Intel Alder Lake Source Code Leak Caused by Third Party, Boot Guard at Risk of Compromise

A copy of the Intel Alder Lake BIOS posted to 4Chan has been confirmed as legitimate by the chip manufacturer, and the source code leak has raised security concerns. Among the proprietary information that security researchers have unearthed is inside documentation of Intel Boot Guard, a feature that has been present since the 4th Intel Core generation (the “Haswell” processors that debuted in 2014) and provides an optional layer of malware protection.

Intel Alder Lake leak confirmed, includes source code and proprietary information

The Intel Alder Lake leak first appeared as a 2.8 GB zip (expanding to 5.86 GB) posted by an unknown party to the anonymous-by-design message board 4Chan. It was initially unclear if the leak contained any proprietary or inside information, but Intel has since confirmed that it is a genuine source code leak.

The Intel Alder Lake processor was released in late 2021, but the secrets revealed by this internal documentation and code potentially stretch back through the entire 4th Intel Core generation. In addition to the source code leak the zip file contains numerous tools meant for building BIOS for the platform, along with private keys and Authenticated Code Modules (ACMs) used for security purposes.

It is now clear that the source code leak provides enough information to potentially develop exploits for Intel Alder Lake and other fairly recent chips from the company, though the possibilities may be somewhat limited due to Intel’s security approach. Intel has stated that the source code leak does not reveal any new vulnerabilities, and that the company does not rely on obfuscation of information as a security measure. That said, that statement does not preclude the possibility that the numerous parties now poring over the code might hit upon something to exploit; to that end, Intel also encouraged submissions to its Project Circuit Breaker bug bounty program.

Security researcher Mark Ermolov is one of those conducting a deep dive into the Intel Alder Lake file dump, and his findings thus far indicate that certain particular aspects of chip security are at risk. A private signing key for Intel Boot Guard was apparently included in the source code leak, meaning that the feature could now be entirely broken if this particular key is used in production. Boot Guard makes use of a dedicated boot ROM on the motherboard that must verify a firmware signature before it will allow the boot process to initiate, guarding against malware and attacks that involve altering the core firmware. Boot Guard is optional, but is sometimes enabled by default by vendors.

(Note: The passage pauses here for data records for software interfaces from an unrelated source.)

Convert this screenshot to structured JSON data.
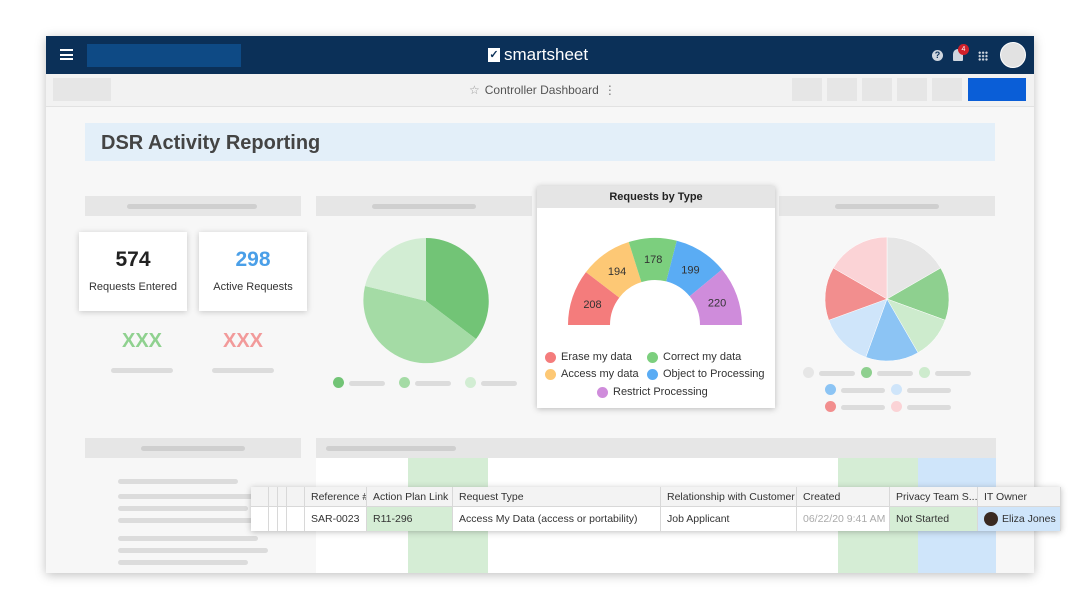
{
  "app": {
    "brand": "smartsheet",
    "notification_count": "4",
    "dashboard_title": "Controller Dashboard"
  },
  "header": {
    "title": "DSR Activity Reporting"
  },
  "metrics": [
    {
      "value": "574",
      "label": "Requests Entered",
      "color": "#222222"
    },
    {
      "value": "298",
      "label": "Active Requests",
      "color": "#4a9fe8"
    }
  ],
  "placeholders": [
    {
      "text": "XXX",
      "color": "#8fd18f"
    },
    {
      "text": "XXX",
      "color": "#f29a9a"
    }
  ],
  "chart_data": {
    "type": "pie",
    "subtype": "half-donut",
    "title": "Requests by Type",
    "categories": [
      "Erase my data",
      "Access my data",
      "Correct my data",
      "Object to Processing",
      "Restrict Processing"
    ],
    "values": [
      208,
      194,
      178,
      199,
      220
    ],
    "colors": [
      "#f47c7c",
      "#fdc875",
      "#7ccf7e",
      "#5aacf4",
      "#cf8cdb"
    ],
    "legend": "bottom"
  },
  "legend_order": [
    "Erase my data",
    "Correct my data",
    "Access my data",
    "Object to Processing",
    "Restrict Processing"
  ],
  "table": {
    "columns": [
      "Reference #",
      "Action Plan Link",
      "Request Type",
      "Relationship with Customer",
      "Created",
      "Privacy Team S...",
      "IT Owner"
    ],
    "row": [
      "SAR-0023",
      "R11-296",
      "Access My Data (access or portability)",
      "Job Applicant",
      "06/22/20 9:41 AM",
      "Not Started",
      "Eliza Jones"
    ]
  }
}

What may be of greater concern is the discovery of model specific registers (MSRs) that are used by particular vendors; the documentation for these is not supposed to make it out to the public due to the potential to use it to develop vulnerabilities.

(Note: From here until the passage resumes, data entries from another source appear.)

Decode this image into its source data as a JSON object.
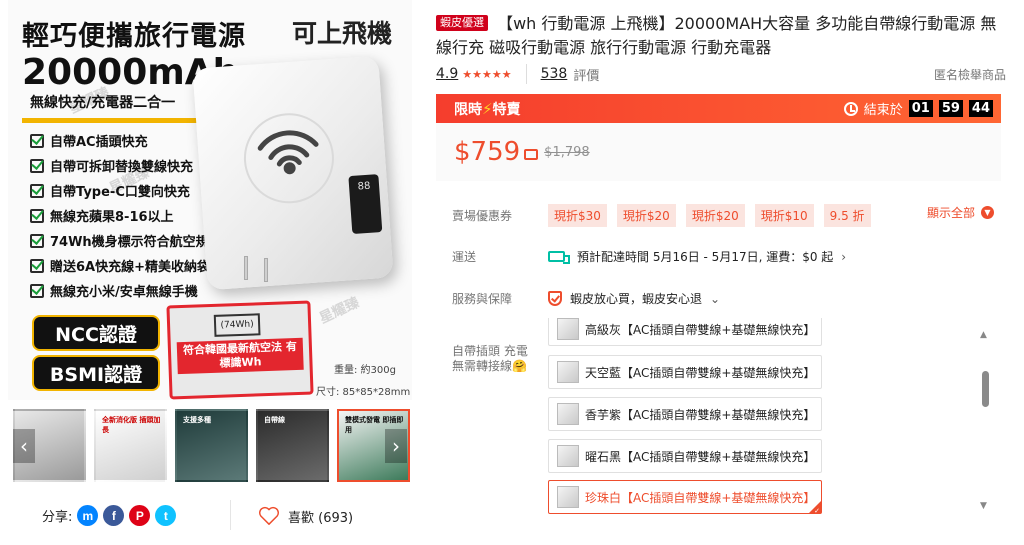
{
  "gallery": {
    "main_image": {
      "headline": "輕巧便攜旅行電源",
      "badge": "可上飛機",
      "capacity": "20000mAh",
      "subtitle": "無線快充/充電器二合一",
      "features": [
        "自帶AC插頭快充",
        "自帶可拆卸替換雙線快充",
        "自帶Type-C口雙向快充",
        "無線充蘋果8-16以上",
        "74Wh機身標示符合航空規定",
        "贈送6A快充線+精美收納袋",
        "無線充小米/安卓無線手機"
      ],
      "cert_ncc": "NCC認證",
      "cert_bsmi": "BSMI認證",
      "notice_text": "符合韓國最新航空法 有標識Wh",
      "notice_wh": "(74Wh)",
      "weight": "重量: 約300g",
      "size": "尺寸: 85*85*28mm",
      "watermark": "星耀臻"
    },
    "thumbnails": [
      {
        "label": "",
        "active": false
      },
      {
        "label": "全新消化版 插頭加長",
        "active": false
      },
      {
        "label": "支援多種",
        "active": false
      },
      {
        "label": "自帶線",
        "active": false
      },
      {
        "label": "雙模式發電 即插即用",
        "active": true
      }
    ],
    "prev_icon": "chevron-left-icon",
    "next_icon": "chevron-right-icon"
  },
  "share": {
    "label": "分享:",
    "icons": [
      "messenger-icon",
      "facebook-icon",
      "pinterest-icon",
      "twitter-icon"
    ],
    "icon_glyphs": [
      "m",
      "f",
      "P",
      "t"
    ],
    "colors": [
      "#0384ff",
      "#3b5999",
      "#de0217",
      "#10c2ff"
    ]
  },
  "favorite": {
    "label": "喜歡 (693)"
  },
  "product": {
    "tag": "蝦皮優選",
    "title": "【wh 行動電源 上飛機】20000MAH大容量 多功能自帶線行動電源 無線行充 磁吸行動電源 旅行行動電源 行動充電器",
    "rating": "4.9",
    "stars": "★★★★★",
    "review_count": "538",
    "review_label": "評價",
    "report": "匿名檢舉商品"
  },
  "flash_sale": {
    "label": "限時",
    "label2": "特賣",
    "ends_label": "結束於",
    "hours": "01",
    "minutes": "59",
    "seconds": "44"
  },
  "price": {
    "current": "$759",
    "original": "$1,798"
  },
  "vouchers": {
    "label": "賣場優惠券",
    "items": [
      "現折$30",
      "現折$20",
      "現折$20",
      "現折$10",
      "9.5 折"
    ],
    "show_all": "顯示全部"
  },
  "shipping": {
    "label": "運送",
    "text": "預計配達時間 5月16日 - 5月17日, 運費：$0 起"
  },
  "guarantee": {
    "label": "服務與保障",
    "text": "蝦皮放心買，蝦皮安心退"
  },
  "variations": {
    "label": "自帶插頭 充電無需轉接線🤗",
    "options": [
      {
        "name": "高級灰【AC插頭自帶雙線+基礎無線快充】",
        "selected": false
      },
      {
        "name": "天空藍【AC插頭自帶雙線+基礎無線快充】",
        "selected": false
      },
      {
        "name": "香芋紫【AC插頭自帶雙線+基礎無線快充】",
        "selected": false
      },
      {
        "name": "曜石黑【AC插頭自帶雙線+基礎無線快充】",
        "selected": false
      },
      {
        "name": "珍珠白【AC插頭自帶雙線+基礎無線快充】",
        "selected": true
      }
    ]
  },
  "colors": {
    "accent": "#ee4d2d",
    "flash_bg": "#f53d2d",
    "badge_red": "#d0011b"
  }
}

Project Circuit Breaker also may not end up keeping any new vulnerabilities that are discovered out of the wild, as it pays only a maximum of $100,000 per bug; “black hats” would likely get more selling it privately or even directly exploiting it. But there may not be much else to discover, as all indications are that this leak came from an external vendor, and that Intel scrubs key information from the Intel Alder Lake files before they are provided to vendors.

Who was behind the source code leak?

It’s still not totally clear who was responsible for the Intel Alder Lake source code leak, beyond Intel confirming that a “third party” was responsible. Breadcrumbs of clues have created trails back to certain parties, however.

The first is the creator of the original GitHub account that hosted the source code leak (since taken down, but numerous copies have been made). It appeared to be an employee of a China-based laptop manufacturer called LC Future Center that contracts with Lenovo to produce some of its models. The source code leak also included a file containing “Lenovo Feature Tag Test Information” and other references to Lenovo BIOS supplier Insyde Software. All of that said, the actual source of the Intel Alder Lake leak has yet to be confirmed.

The Intel Alder Lake #dataleak first appeared as a 2.8 GB zip (expanding to 5.86 GB) posted by an unknown party to 4Chan. Intel has since confirmed that it is a genuine #sourcecode leak. #cybersecurity #respectdataClick to Tweet

The pilfered information on the Intel Alder Lake line, and the related 4th gen chips the source code leak impacts, is primarily a threat to desktop, mobile and certain embedded systems; at this time it does not appear to be a direct threat to the Intel Xeon line commonly used in servers, but there is always a possibility of shared firmware code base between server and client. The incident is still in the investigation stages, with no word yet of patching or remediation measures for impacted hardware. Until more is known about the exact scope of the risk there is little remediation action that makes sense at this time, save for possibly adding some sort of third-party firmware security solution.